So what counts as a trigger? For most people, it’s other people, places, and things. People you used to use with are one obstacle you’ll face. You’ll also want to avoid situations that remind you of drug or alcohol use and things that remind you of using. For example, as a newly sober person, you have no business in a bar of any kind. You also have no reason to hold on to hold onto drug paraphernalia or shot glasses.

“Catching up” with your old drug buddies will only lead you to more temptation and reminiscing about the “good old times.” (Even if they were quite bad times!) And doing things like keeping lots of cash on hand instead of depositing it in the bank can also lead you to think of your drug of choice.

4 Major Triggers to Avoid in Recovery

  1. STRESS. You can’t control the world, but limiting stress is essential. Early in recovery, it’s important not to pile a lot of new stress into your life. It’s not the time to start a new high-powered job or get married. Give yourself a chance to stay sober.
  2. BOREDOM. People often think they’re bored when they’re feeling depressed or nostalgic for old times.

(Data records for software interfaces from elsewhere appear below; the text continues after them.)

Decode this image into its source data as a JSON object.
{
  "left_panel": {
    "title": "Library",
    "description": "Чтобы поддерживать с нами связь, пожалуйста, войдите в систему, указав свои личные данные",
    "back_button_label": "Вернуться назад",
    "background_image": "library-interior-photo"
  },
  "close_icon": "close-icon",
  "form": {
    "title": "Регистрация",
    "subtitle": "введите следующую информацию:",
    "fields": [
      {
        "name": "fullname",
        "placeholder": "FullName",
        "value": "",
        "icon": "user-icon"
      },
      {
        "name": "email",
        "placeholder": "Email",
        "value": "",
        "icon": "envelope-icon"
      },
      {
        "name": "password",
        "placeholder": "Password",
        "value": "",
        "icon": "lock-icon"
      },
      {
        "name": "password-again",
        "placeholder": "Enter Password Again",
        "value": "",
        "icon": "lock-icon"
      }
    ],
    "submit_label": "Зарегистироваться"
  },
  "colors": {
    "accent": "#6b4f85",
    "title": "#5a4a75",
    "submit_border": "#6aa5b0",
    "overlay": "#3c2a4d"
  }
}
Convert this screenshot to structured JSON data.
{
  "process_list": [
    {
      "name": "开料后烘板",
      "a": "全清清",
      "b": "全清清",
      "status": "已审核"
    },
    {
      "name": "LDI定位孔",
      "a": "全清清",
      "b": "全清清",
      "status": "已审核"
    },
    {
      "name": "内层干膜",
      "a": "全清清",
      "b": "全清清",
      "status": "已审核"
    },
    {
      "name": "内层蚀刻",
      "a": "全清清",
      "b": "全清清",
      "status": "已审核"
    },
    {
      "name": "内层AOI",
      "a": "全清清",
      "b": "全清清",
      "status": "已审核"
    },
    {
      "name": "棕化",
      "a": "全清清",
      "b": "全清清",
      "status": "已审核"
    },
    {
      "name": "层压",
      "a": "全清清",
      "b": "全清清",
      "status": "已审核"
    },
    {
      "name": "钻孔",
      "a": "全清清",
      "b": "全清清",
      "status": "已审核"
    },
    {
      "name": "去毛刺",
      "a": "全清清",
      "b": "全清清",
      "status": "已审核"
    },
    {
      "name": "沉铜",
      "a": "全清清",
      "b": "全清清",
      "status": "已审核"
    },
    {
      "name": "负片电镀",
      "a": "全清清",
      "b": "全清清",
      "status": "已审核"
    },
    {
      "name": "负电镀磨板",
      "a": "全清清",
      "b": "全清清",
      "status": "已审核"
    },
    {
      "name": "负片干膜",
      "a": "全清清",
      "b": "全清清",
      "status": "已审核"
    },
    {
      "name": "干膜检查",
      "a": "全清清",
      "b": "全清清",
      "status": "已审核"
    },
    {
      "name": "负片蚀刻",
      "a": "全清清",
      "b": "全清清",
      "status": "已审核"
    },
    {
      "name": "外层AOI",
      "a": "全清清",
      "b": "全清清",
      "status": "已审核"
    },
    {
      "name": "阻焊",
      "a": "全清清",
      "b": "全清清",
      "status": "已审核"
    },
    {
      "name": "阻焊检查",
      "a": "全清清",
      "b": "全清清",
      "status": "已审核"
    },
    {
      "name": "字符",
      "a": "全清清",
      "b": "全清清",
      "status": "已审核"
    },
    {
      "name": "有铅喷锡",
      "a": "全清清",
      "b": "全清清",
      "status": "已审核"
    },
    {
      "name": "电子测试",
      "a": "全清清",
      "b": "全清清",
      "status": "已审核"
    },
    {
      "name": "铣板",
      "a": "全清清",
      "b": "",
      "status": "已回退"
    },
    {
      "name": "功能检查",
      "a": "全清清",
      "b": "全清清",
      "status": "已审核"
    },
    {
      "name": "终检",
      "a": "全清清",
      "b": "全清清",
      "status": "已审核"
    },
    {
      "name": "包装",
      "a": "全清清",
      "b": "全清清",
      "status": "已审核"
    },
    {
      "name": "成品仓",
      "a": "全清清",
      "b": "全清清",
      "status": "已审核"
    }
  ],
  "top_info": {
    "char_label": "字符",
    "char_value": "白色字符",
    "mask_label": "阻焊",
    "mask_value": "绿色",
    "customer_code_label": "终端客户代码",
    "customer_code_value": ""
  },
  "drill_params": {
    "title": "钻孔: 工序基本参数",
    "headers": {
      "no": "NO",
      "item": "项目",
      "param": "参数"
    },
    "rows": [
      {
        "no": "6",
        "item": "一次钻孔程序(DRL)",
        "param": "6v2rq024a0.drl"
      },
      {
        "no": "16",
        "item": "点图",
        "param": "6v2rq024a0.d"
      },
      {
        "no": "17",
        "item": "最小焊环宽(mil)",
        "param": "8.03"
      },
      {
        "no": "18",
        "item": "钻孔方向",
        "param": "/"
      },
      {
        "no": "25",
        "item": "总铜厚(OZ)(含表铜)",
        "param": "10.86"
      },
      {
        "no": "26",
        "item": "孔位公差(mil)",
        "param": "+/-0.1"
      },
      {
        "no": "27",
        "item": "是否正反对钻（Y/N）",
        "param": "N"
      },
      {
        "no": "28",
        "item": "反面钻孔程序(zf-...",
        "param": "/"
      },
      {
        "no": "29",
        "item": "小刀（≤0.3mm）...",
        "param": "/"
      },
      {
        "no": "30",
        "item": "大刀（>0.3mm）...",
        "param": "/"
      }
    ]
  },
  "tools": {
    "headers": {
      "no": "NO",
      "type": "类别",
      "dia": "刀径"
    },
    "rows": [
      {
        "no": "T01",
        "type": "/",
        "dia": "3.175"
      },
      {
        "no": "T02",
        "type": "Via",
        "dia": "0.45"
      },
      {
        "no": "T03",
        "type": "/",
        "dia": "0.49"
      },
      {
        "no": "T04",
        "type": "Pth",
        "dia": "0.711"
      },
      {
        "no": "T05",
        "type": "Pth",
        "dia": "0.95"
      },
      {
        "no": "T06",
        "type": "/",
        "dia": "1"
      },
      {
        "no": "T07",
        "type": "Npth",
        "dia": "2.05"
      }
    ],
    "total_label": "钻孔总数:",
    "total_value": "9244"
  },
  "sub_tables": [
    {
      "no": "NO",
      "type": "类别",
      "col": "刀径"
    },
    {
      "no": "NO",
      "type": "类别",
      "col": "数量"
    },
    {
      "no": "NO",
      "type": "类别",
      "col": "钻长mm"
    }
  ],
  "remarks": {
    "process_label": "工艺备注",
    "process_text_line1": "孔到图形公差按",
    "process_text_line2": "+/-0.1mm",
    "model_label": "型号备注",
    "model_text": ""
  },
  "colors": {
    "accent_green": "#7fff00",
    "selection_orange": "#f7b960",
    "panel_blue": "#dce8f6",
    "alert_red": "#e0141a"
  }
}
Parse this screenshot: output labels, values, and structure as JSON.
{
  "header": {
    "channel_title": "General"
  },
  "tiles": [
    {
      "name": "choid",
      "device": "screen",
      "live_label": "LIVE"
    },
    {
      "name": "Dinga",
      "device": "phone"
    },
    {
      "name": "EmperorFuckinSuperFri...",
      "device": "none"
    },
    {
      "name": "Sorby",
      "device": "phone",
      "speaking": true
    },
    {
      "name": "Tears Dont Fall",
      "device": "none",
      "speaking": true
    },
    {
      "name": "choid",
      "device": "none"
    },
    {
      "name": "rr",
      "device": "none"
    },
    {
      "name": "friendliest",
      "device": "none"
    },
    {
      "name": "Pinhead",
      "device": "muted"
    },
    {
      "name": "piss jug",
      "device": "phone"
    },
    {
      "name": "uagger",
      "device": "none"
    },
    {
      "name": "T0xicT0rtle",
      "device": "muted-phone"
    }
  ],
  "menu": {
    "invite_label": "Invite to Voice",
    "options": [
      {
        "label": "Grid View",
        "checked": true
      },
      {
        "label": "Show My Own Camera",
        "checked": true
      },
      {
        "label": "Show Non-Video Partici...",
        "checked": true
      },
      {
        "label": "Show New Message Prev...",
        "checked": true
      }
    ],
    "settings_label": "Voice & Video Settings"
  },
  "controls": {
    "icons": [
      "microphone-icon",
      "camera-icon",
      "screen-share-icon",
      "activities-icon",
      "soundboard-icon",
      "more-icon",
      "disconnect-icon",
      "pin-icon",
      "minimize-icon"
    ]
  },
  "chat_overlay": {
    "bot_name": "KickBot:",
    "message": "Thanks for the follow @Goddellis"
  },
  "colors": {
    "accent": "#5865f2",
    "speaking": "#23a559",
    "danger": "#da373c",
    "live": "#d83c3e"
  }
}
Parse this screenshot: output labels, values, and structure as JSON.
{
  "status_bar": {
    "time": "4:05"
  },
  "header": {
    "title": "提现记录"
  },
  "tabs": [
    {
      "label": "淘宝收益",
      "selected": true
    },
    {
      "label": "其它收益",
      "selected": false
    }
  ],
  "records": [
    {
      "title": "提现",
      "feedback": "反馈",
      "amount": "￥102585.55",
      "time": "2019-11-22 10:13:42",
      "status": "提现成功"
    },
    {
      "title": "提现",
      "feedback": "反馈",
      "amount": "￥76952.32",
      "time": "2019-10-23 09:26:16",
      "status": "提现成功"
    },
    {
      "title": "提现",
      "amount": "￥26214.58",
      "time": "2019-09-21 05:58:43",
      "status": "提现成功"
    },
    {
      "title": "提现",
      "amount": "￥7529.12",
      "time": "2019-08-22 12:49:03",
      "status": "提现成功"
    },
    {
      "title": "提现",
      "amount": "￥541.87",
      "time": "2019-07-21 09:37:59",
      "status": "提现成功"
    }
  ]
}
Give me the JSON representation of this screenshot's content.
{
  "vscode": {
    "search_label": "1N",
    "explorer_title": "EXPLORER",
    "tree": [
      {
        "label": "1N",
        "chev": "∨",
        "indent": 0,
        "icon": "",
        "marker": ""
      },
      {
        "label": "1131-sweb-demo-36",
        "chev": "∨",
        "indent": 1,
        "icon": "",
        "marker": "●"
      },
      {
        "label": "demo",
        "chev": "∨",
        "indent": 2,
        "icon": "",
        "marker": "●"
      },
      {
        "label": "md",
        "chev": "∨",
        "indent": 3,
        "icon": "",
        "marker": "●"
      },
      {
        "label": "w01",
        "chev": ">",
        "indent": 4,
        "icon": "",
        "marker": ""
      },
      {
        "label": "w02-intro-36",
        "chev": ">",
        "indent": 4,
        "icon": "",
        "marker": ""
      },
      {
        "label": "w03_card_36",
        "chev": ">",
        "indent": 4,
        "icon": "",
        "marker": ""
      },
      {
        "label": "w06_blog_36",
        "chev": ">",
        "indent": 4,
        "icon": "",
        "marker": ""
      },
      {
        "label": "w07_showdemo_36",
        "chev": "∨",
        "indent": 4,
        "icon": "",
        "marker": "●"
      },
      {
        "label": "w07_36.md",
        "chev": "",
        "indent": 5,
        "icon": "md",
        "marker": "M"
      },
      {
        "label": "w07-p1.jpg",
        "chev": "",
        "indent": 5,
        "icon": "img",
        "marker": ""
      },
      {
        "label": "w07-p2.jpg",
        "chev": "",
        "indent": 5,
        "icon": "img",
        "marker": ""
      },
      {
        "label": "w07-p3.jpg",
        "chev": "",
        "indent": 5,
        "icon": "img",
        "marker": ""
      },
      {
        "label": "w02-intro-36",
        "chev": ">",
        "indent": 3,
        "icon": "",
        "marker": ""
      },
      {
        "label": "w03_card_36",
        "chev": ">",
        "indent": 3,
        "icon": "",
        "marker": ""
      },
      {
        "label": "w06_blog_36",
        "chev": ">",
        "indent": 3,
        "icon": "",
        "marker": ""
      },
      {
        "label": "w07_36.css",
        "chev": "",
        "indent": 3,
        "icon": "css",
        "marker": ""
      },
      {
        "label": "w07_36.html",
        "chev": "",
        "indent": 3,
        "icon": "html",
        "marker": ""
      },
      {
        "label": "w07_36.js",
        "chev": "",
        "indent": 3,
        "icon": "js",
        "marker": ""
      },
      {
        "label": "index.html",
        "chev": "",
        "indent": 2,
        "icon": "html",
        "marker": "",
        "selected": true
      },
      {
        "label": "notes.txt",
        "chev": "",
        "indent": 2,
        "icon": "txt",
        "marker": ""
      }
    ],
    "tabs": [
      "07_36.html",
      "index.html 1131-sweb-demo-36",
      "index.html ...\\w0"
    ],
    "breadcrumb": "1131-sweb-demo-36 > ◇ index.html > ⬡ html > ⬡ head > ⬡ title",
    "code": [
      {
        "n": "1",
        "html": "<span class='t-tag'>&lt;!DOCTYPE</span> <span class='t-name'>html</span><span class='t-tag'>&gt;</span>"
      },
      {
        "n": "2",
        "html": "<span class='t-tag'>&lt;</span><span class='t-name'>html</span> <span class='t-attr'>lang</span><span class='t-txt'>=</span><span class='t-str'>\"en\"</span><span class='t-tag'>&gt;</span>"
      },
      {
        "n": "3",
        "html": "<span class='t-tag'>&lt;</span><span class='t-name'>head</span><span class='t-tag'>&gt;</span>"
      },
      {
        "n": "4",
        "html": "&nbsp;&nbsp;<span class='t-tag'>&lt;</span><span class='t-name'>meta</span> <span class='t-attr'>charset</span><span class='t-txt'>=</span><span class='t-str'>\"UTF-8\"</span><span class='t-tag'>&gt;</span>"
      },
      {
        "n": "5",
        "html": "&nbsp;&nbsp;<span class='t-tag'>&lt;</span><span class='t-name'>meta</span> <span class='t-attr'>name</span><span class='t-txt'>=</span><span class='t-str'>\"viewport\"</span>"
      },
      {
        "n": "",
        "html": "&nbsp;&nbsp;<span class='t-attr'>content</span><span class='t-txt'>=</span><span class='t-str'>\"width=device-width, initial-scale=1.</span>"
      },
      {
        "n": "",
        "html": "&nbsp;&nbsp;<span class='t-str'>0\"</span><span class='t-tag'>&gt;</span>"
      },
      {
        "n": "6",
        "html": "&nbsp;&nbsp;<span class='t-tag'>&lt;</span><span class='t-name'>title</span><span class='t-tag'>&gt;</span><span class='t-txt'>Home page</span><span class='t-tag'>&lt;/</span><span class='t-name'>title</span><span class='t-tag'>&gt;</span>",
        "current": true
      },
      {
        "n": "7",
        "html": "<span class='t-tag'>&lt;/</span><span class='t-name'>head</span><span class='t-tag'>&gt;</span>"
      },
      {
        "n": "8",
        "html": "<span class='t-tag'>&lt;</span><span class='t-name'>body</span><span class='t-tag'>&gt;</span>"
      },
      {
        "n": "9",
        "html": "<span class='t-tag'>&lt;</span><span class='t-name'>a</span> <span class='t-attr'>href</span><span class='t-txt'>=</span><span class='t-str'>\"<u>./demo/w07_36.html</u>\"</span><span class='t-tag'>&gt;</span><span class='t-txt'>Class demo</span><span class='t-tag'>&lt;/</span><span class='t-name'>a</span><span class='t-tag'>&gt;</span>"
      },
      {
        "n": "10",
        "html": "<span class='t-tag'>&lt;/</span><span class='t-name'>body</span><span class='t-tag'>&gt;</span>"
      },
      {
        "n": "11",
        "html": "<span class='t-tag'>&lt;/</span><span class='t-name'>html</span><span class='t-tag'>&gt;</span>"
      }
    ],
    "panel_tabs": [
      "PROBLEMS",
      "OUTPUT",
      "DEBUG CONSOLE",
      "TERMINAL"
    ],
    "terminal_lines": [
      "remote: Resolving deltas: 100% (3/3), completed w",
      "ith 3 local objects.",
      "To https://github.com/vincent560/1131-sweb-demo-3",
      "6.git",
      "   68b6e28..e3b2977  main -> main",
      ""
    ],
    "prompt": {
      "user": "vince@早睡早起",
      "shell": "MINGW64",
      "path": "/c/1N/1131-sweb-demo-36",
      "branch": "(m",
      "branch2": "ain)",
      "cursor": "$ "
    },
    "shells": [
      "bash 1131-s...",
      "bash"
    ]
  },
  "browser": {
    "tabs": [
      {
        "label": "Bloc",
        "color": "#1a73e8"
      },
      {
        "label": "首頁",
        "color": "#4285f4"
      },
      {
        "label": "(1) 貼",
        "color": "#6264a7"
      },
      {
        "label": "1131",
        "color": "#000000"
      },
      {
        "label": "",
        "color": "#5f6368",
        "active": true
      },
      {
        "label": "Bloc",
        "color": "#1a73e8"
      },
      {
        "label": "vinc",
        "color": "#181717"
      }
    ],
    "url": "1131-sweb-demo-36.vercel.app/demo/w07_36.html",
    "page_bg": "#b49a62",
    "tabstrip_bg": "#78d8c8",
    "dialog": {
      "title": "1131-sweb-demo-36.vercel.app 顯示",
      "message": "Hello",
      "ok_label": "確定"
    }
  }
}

Life was probably “exciting” when you were getting drunk or high, but do you want the excitement of fearing arrest or other dangers? If you’re bored, go to more 12-step meetings and get a sponsor to help you find new activities.
  3. LONELINESS. Loneliness is a lot like boredom – you think you miss your old drinking or drugging friends. But you may also miss the lifestyle of drug use. If you’re lonely, pick up the phone and call somebody who is sober.
  4. FEAR. Maybe you’re afraid of what will happen tomorrow or fearful of the person you will become if you stay sober. Anxiety is normal, but now that you’re sober, you can tackle it. Accept that you may feel fear, but that will soon pass. You’re stronger than you realize.

Coping With Triggers

In treatment, you’ll learn a lot more about the disease of addiction and how you can begin to recover. You’ll also learn new patterns to replace your old ones. Learning self-care, making new friends, and finding new passions are all things that can be part of your future. Just stay sober a day at a time, and you can get help with all the rest.

Your mind wants to play tricks on you. Addiction doesn’t want you to stay sober and free from it.  You can’t avoid triggers altogether, but by being aware of them, you can change the behavior that follows when you feel the urge to use. Get help from your therapist, sober friends, or sponsor. You don’t have to use drugs or drink, even when you want to. Just take a breath and keep moving forward.

Getting Help for Addiction

At Design for Change, located in Lancaster, California, we can help you begin to embrace change and heal from your addiction. We offer a compassionate, safe place where professionals will help you reclaim your life and recover from the past, one day at a time.

Even though COVID-19 is still an issue, we are able to accept new clients safely and responsibly.

Please call us at 855-977-1372 to learn more about your treatment options.

Teens and Fentanyl